Statue of Joan of Arc in Meridian Hill Park, Washington, D.C.
Credit: Image courtesy of American Memory at the Library of Congress.
Joan of Arc is likely one of France's most famous historical figures, and has been mythologized in popular lore, literature, and film. She is also an exceptionally well-documented historical figure. Available online through EDSITEment resources and links are transcripts of two of her trials and other archival records such as letters Joan dictated. Through such firsthand accounts students can trace Joan's history from childhood, through her death, and on to her nullification trial. Reading the words of laborers, pages, knights, and clerics provides some authentic historical context for a charismatic and complicated figure. Students completing the lesson will better understand Joan's place in the history of the Hundred Years' War: what motivated her, enabled her successes, and brought about her demise and posthumous vindication.
You will be assigning excerpts from the trial transcripts to small groups of students. Allow time in class, or at home, for students to read their assigned excerpts and to prepare members of the group to role-play the person or persons in the excerpt and then, no longer role-playing, to answer questions and/or lead discussion reflecting on the excerpt. Begin by sharing the following brief excerpt with the class: Jean D'aulon: 1456 (Joan's Steward), from the words, "Moreover, that, the next day …" to "from the hands of the enemy …". Note: The "Deponent" is the steward who is giving the testimony. Discuss the information the steward provides:
Now, assign the excerpts you want the students to use.
NOTE: The excerpt titles in the LaunchPads link directly to the page in the transcript on which the excerpt begins. Often, more than one excerpt may be found on that page. Scroll down the page as necessary to find the specific title.
The excerpts from the trial for each group are available here as Student Launchpads. Students should access the links to the testimony for their group, either Group One or Group Two. All of the testimony is available from Saint Joan of Arc's Trials accessible through a link from EDSITEment resource The Labyrinth. Once they have read the excerpts assigned to their group, students should begin by creating a list of questions similar to those given in the example of Jean D'aulon above. Students should be encouraged to seek out both what information is in the excerpt, as well as telling omissions. Students should revisit the questions raised in the previous activity and seek to answer them.
They should also seek to answer more general questions about what these excerpts from the trials tell us about Joan of Arc.

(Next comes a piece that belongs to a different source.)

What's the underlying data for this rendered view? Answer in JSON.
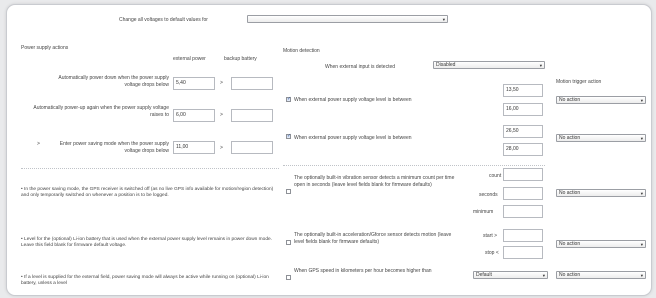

After each account is offered, the group leads the class in briefly discussing the excerpt. Class members point to and discuss testimony they believe reflects on any of the questions students raised. After all of the accounts have been discussed, ask volunteers to suggest one or two exemplary theses they believe answer key questions raised previously. Students should compare and contrast the testimony of the two trials and discuss theses explaining what underlies the differences in their tone and content.
Now each student should develop a thesis in answer to one of the student-raised questions. In the assessment phase of this lesson, this thesis will become the basis of an essay.
In this activity students will be reading two brief biographies of Joan of Arc. The goal is to raise important questions the biographies leave unanswered. While students are reading the biographies you may also find it useful to share with students the Interactive Maps accessible through a link from EDSITEment resource The Labyrinth, which will allow students to follow along with Joan's movements. Depending on the size of your class, have students work independently, in small groups, or in the whole class setting as they read two brief biographies of Joan of Arc. Two biographies of Joan of Arc accessible through links from EDSITEment sources are:
Neither of these biographies is comprehensive and each has a point of view that intrudes on the text. As each biography is read, the students should
Review the basic facts of Joan's life that are common to all of the biographies. Then, compile a list of the questions students have raised. In the whole class setting, take one or two student generated questions and discuss the kind of evidence a historian might look for in an attempt to answer the question. For example, to understand how a peasant girl could rally the French forces, it would be useful to have the testimony of someone in the French army speaking about his view of Joan. Reading Joan's words about her military and political strategies would be instructive. If one could find the account of an Englishman defending Orleans, it would be invaluable.
In order to best understand the story of Joan of Arc you may wish to begin by discussing the historical context in which she lived, and the Hundred Years War in which she took part. From the class text or other source, give the students some background on the rather confusing relations between England and France and how they affected conditions in France. You might begin by sharing with the class the brief excerpt from The Treaty of Troyes from Hundred Years War, from the EDSITEment resource Internet Medieval Sourcebook.
Then share the excerpt on the same page about conditions in France.
Ask the students to complete essays supporting the theses they developed using at least some evidence from the firsthand accounts as support. Pose the following questions as guidance:
3 class periods